[Opening LISTED RECORDS section]
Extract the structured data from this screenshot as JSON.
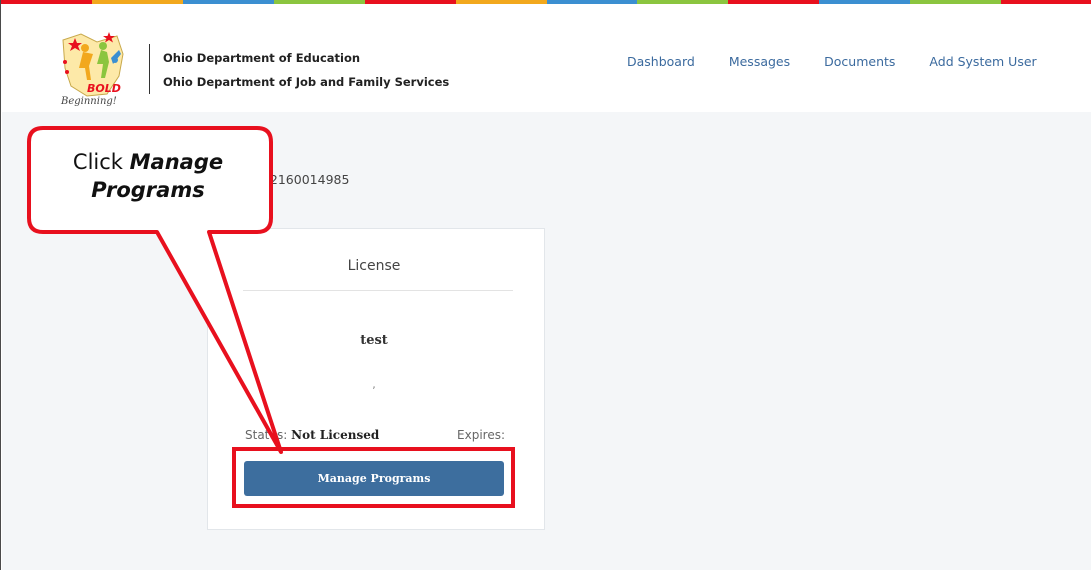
{
  "header": {
    "logo": {
      "icon": "bold-beginning-logo",
      "line1": "BOLD",
      "line2": "Beginning!"
    },
    "org_line1": "Ohio Department of Education",
    "org_line2": "Ohio Department of Job and Family Services",
    "nav": [
      {
        "label": "Dashboard"
      },
      {
        "label": "Messages"
      },
      {
        "label": "Documents"
      },
      {
        "label": "Add System User"
      }
    ]
  },
  "provider": {
    "number_text": "mber: 2160014985"
  },
  "card": {
    "title": "License",
    "program_name": "test",
    "address": ",",
    "status_label": "Status:",
    "status_value": "Not Licensed",
    "expires_label": "Expires:",
    "button_label": "Manage Programs"
  },
  "callout": {
    "prefix": "Click ",
    "emphasis": "Manage Programs"
  },
  "colors": {
    "accent": "#3d6e9e",
    "callout_red": "#e8101e",
    "stripe": [
      "#e8101e",
      "#f2a81d",
      "#3b8fd1",
      "#8bc53f",
      "#e8101e",
      "#f2a81d",
      "#3b8fd1",
      "#8bc53f",
      "#e8101e",
      "#3b8fd1",
      "#8bc53f",
      "#e8101e"
    ]
  }
}
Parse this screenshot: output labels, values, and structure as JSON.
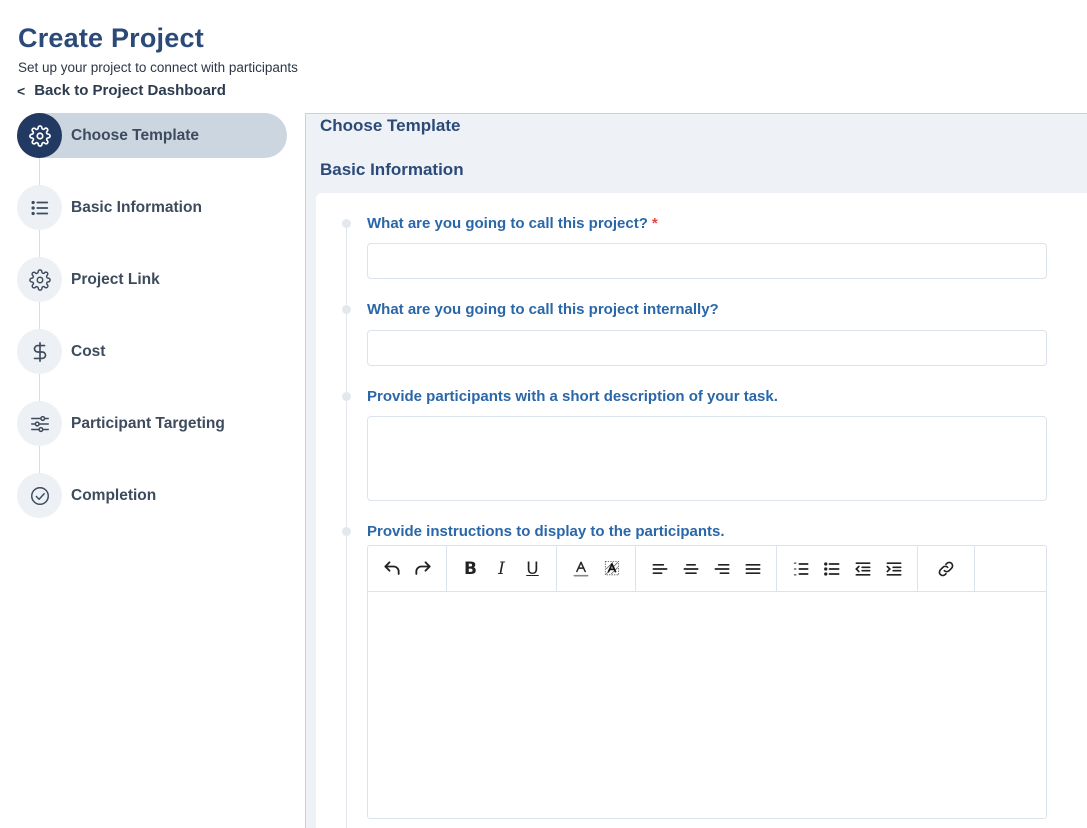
{
  "header": {
    "title": "Create Project",
    "subtitle": "Set up your project to connect with participants",
    "back_chevron": "<",
    "back_link": "Back to Project Dashboard"
  },
  "stepper": {
    "steps": [
      {
        "label": "Choose Template",
        "icon": "gear-icon",
        "active": true
      },
      {
        "label": "Basic Information",
        "icon": "list-icon",
        "active": false
      },
      {
        "label": "Project Link",
        "icon": "gear-icon",
        "active": false
      },
      {
        "label": "Cost",
        "icon": "dollar-icon",
        "active": false
      },
      {
        "label": "Participant Targeting",
        "icon": "sliders-icon",
        "active": false
      },
      {
        "label": "Completion",
        "icon": "check-circle-icon",
        "active": false
      }
    ]
  },
  "main": {
    "section_title_1": "Choose Template",
    "section_title_2": "Basic Information",
    "fields": {
      "project_name": {
        "label": "What are you going to call this project?",
        "required_mark": "*",
        "value": ""
      },
      "internal_name": {
        "label": "What are you going to call this project internally?",
        "value": ""
      },
      "short_description": {
        "label": "Provide participants with a short description of your task.",
        "value": ""
      },
      "instructions": {
        "label": "Provide instructions to display to the participants.",
        "value": ""
      }
    },
    "toolbar": {
      "bold": "B",
      "italic": "I",
      "underline": "U"
    }
  },
  "colors": {
    "brand_navy": "#223a61",
    "title_blue": "#2b4a78",
    "label_blue": "#2a67a8",
    "required_red": "#e04848",
    "active_step_bg": "#ccd6e0",
    "panel_bg": "#eef2f6"
  }
}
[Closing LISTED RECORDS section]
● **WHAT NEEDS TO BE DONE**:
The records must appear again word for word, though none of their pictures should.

● **YOUR RESPONSE**:
Extract the structured data from this screenshot as JSON.
{
  "header": {
    "logo": {
      "icon": "bold-beginning-logo",
      "line1": "BOLD",
      "line2": "Beginning!"
    },
    "org_line1": "Ohio Department of Education",
    "org_line2": "Ohio Department of Job and Family Services",
    "nav": [
      {
        "label": "Dashboard"
      },
      {
        "label": "Messages"
      },
      {
        "label": "Documents"
      },
      {
        "label": "Add System User"
      }
    ]
  },
  "provider": {
    "number_text": "mber: 2160014985"
  },
  "card": {
    "title": "License",
    "program_name": "test",
    "address": ",",
    "status_label": "Status:",
    "status_value": "Not Licensed",
    "expires_label": "Expires:",
    "button_label": "Manage Programs"
  },
  "callout": {
    "prefix": "Click ",
    "emphasis": "Manage Programs"
  },
  "colors": {
    "accent": "#3d6e9e",
    "callout_red": "#e8101e",
    "stripe": [
      "#e8101e",
      "#f2a81d",
      "#3b8fd1",
      "#8bc53f",
      "#e8101e",
      "#f2a81d",
      "#3b8fd1",
      "#8bc53f",
      "#e8101e",
      "#3b8fd1",
      "#8bc53f",
      "#e8101e"
    ]
  }
}
Parse this screenshot: output labels, values, and structure as JSON.
{
  "header": {
    "title": "Create Project",
    "subtitle": "Set up your project to connect with participants",
    "back_chevron": "<",
    "back_link": "Back to Project Dashboard"
  },
  "stepper": {
    "steps": [
      {
        "label": "Choose Template",
        "icon": "gear-icon",
        "active": true
      },
      {
        "label": "Basic Information",
        "icon": "list-icon",
        "active": false
      },
      {
        "label": "Project Link",
        "icon": "gear-icon",
        "active": false
      },
      {
        "label": "Cost",
        "icon": "dollar-icon",
        "active": false
      },
      {
        "label": "Participant Targeting",
        "icon": "sliders-icon",
        "active": false
      },
      {
        "label": "Completion",
        "icon": "check-circle-icon",
        "active": false
      }
    ]
  },
  "main": {
    "section_title_1": "Choose Template",
    "section_title_2": "Basic Information",
    "fields": {
      "project_name": {
        "label": "What are you going to call this project?",
        "required_mark": "*",
        "value": ""
      },
      "internal_name": {
        "label": "What are you going to call this project internally?",
        "value": ""
      },
      "short_description": {
        "label": "Provide participants with a short description of your task.",
        "value": ""
      },
      "instructions": {
        "label": "Provide instructions to display to the participants.",
        "value": ""
      }
    },
    "toolbar": {
      "bold": "B",
      "italic": "I",
      "underline": "U"
    }
  },
  "colors": {
    "brand_navy": "#223a61",
    "title_blue": "#2b4a78",
    "label_blue": "#2a67a8",
    "required_red": "#e04848",
    "active_step_bg": "#ccd6e0",
    "panel_bg": "#eef2f6"
  }
}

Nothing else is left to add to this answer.